There is an urgent need to raise the level of critical thinking, scientific literacy, and understanding. African skeptics must see this as their primary responsibility. African skeptics must rise up to this great challenge now because all that is needed for superstition to thrive and triumph is for skeptics to do nothing.
They then said the camera had broken and all of them pounced on me and started hitting me on the head and back. They snatched my bag containing my digital camera, conference papers and some cash. They smashed my glasses and made away with my mobile phone. Some friends who tried to rescue me from the mob were also beaten. The mob left with some of our conference banners and some anti-witchcraft T-shirts and caps, which we gave to participants.
For more on the work of Leo and the Nigerian Humanist Movement see IHEU’s articles on Nigeria.
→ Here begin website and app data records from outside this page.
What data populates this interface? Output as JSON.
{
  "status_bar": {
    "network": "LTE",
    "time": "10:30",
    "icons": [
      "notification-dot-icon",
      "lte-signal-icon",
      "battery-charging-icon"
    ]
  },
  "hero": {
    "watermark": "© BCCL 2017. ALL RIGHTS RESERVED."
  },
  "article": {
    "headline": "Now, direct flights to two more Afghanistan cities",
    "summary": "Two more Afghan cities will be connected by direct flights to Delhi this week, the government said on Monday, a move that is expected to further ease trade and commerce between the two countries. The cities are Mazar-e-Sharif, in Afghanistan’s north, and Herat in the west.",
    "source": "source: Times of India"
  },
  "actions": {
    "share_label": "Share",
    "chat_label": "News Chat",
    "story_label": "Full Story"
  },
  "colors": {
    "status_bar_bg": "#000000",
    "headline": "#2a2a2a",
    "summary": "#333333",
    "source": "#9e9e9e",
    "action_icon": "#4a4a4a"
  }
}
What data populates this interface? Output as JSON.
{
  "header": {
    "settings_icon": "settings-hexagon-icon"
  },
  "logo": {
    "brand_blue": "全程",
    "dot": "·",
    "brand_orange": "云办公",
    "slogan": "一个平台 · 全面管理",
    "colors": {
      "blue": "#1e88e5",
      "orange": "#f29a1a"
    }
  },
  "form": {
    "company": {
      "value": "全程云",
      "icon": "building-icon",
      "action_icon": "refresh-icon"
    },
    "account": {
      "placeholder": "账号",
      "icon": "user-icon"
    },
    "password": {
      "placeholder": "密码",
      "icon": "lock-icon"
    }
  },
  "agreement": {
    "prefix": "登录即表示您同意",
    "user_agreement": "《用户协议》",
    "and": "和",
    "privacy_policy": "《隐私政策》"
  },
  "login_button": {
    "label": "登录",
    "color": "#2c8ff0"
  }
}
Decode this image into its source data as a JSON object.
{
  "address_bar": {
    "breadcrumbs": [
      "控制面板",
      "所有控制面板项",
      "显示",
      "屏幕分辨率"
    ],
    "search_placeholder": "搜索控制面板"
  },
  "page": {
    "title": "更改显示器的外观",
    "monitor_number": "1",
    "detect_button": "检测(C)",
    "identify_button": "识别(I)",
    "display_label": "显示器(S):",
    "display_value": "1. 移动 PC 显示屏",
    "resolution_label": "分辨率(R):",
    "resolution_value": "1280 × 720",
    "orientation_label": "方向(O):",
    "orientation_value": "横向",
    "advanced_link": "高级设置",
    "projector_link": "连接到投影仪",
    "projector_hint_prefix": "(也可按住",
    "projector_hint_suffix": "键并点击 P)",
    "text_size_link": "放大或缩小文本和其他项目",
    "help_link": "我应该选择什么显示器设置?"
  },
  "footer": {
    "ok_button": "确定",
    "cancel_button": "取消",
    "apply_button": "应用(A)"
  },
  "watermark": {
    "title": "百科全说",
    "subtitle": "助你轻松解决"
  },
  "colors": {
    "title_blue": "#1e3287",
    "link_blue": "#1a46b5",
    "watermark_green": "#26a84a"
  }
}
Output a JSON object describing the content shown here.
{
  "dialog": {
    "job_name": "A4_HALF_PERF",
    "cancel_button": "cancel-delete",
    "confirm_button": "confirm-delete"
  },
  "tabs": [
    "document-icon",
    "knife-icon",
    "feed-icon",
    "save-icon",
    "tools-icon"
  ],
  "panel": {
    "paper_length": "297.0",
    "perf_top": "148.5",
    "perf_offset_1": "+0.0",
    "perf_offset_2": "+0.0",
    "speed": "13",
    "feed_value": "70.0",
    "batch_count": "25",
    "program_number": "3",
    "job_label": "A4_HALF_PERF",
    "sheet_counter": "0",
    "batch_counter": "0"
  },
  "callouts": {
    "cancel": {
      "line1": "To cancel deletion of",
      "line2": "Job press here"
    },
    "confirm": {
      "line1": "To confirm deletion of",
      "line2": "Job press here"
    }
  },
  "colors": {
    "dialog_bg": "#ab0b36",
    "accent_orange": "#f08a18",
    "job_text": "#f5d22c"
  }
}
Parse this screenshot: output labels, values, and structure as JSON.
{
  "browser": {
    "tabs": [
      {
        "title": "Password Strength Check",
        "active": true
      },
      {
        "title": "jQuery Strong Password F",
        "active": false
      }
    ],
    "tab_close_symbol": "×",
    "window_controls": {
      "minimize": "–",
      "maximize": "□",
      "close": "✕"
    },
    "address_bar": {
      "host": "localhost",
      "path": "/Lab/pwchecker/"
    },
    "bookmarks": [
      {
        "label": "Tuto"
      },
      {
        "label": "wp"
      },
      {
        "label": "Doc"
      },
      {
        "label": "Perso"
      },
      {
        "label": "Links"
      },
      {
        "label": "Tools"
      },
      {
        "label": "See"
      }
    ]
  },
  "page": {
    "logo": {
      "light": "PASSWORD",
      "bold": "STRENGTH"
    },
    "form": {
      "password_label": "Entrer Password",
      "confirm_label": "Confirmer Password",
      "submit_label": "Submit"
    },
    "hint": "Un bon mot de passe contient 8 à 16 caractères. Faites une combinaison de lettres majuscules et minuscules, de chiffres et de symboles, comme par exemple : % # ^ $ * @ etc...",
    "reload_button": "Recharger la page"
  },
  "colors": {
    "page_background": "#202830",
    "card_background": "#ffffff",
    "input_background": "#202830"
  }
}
You can also listen to Leo on the BBC World Service last year talking about the way that ‘tradition’ holds back the development of Africa.
Recently on his blog at culturekitchen.com, Leo speaks in broad terms about the many ways Africans are dying.
Africans are dying because most people in Africa are living false lives. People are afraid of being themselves, of living their own lives, and of asserting their own uniqueness and originality. Many people are living under illusions and deceptions. The real tragedy is that over the years, these lies and illusions have been institionalized and normalized to the extent that no one dares change them or challenge them. They have become a way of life.
When Leo spoke to the Central London Humanist Group in the summer, he seemed oddly cheerful, until Josh Kutchinsky, a long-time friend of Leo’s and chairing the discussion that evening, pointed out that Leo laughs in inverse proportion to the seriousness of what he is talking about. It’s not a cruel laugh, or a carefree laugh, of course. It’s like a bubble – his sense of the ridiculousness of it all – escaping from the boiling pot of his rational distaste for ignorance and injustice. Leo acknowledged the idiosyncrasy of his laughing in all the wrong places, and from that point on his delivery became more understandable, as well as more tragic. Because Leo laughs a lot when discussing the abuses and betrayals of Africans by Africans.
It’s the only defence mechanism of a man challenging all the “lies and illusions” in a country blood-drenched in prejudice and superstition.
Bob Churchill is Head of Membership and Promotion at the British Humanist Association
- Prominent Nigerian Humanist Arrested for Murder after Speaking Out on Behalf of Rape Victim « Bartholomew’s Notes on Religion
- Leo Igwe’s Father Loses Eye in Attack by Gunmen « Bartholomew’s Notes on Religion
- Leo Igwe’s family attacked in Nigeria | HumanistLife